What needs to be done: Among the entries below, find the lines with the word "我发布的房源" and copy them.

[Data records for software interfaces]
────────────────

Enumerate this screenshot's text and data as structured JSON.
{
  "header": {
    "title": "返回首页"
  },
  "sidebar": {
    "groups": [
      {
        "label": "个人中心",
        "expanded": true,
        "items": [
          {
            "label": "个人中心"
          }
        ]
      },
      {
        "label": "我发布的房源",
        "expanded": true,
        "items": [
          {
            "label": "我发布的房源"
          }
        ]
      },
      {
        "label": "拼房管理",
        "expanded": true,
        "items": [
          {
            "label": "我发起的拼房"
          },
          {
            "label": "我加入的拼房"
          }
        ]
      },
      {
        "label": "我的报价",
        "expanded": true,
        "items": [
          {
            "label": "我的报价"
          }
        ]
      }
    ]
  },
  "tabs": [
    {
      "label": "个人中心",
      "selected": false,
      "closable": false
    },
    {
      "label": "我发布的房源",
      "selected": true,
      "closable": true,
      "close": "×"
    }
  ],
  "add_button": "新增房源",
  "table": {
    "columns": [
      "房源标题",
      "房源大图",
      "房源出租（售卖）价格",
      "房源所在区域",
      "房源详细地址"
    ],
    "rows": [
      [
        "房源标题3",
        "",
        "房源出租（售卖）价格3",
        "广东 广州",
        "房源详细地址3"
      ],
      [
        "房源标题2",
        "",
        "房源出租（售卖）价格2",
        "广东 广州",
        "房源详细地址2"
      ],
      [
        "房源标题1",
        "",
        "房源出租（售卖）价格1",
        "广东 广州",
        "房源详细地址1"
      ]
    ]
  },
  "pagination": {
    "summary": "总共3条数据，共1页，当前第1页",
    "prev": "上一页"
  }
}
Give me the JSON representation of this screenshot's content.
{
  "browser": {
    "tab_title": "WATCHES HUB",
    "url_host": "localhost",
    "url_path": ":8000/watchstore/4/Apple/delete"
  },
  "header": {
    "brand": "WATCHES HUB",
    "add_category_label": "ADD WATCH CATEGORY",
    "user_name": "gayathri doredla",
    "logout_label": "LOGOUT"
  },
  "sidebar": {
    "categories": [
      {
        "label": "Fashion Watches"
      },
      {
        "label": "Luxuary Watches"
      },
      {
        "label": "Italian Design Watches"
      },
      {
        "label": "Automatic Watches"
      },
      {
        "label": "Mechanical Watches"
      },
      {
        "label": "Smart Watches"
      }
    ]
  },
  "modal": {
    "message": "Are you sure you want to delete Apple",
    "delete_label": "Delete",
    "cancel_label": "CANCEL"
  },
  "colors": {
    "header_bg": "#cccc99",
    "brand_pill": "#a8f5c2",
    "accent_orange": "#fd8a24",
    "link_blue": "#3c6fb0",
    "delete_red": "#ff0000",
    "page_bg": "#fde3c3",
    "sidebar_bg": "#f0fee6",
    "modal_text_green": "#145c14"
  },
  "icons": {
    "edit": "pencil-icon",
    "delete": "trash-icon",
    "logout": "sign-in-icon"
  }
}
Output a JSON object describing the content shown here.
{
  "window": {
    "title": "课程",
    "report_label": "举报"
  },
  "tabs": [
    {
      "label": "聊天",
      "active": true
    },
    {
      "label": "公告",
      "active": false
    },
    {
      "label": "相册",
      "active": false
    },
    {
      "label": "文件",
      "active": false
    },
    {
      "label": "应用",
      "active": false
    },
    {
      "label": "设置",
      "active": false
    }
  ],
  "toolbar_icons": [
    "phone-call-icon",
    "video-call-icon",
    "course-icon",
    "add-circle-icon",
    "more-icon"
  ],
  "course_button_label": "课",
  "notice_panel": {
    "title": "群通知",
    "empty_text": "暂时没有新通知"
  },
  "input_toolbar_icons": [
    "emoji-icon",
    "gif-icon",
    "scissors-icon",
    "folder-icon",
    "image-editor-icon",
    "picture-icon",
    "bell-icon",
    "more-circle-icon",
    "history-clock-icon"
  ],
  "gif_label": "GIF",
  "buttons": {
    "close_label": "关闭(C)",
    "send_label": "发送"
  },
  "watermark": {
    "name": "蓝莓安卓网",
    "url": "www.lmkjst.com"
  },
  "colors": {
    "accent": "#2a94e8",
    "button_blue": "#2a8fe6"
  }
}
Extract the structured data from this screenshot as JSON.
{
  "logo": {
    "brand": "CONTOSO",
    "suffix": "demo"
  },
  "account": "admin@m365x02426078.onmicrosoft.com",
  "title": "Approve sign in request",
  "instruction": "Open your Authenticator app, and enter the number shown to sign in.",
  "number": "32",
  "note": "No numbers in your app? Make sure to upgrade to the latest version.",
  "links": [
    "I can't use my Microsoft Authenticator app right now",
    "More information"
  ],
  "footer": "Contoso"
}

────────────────

Output of the task:
        "label": "我发布的房源",
            "label": "我发布的房源"
      "label": "我发布的房源",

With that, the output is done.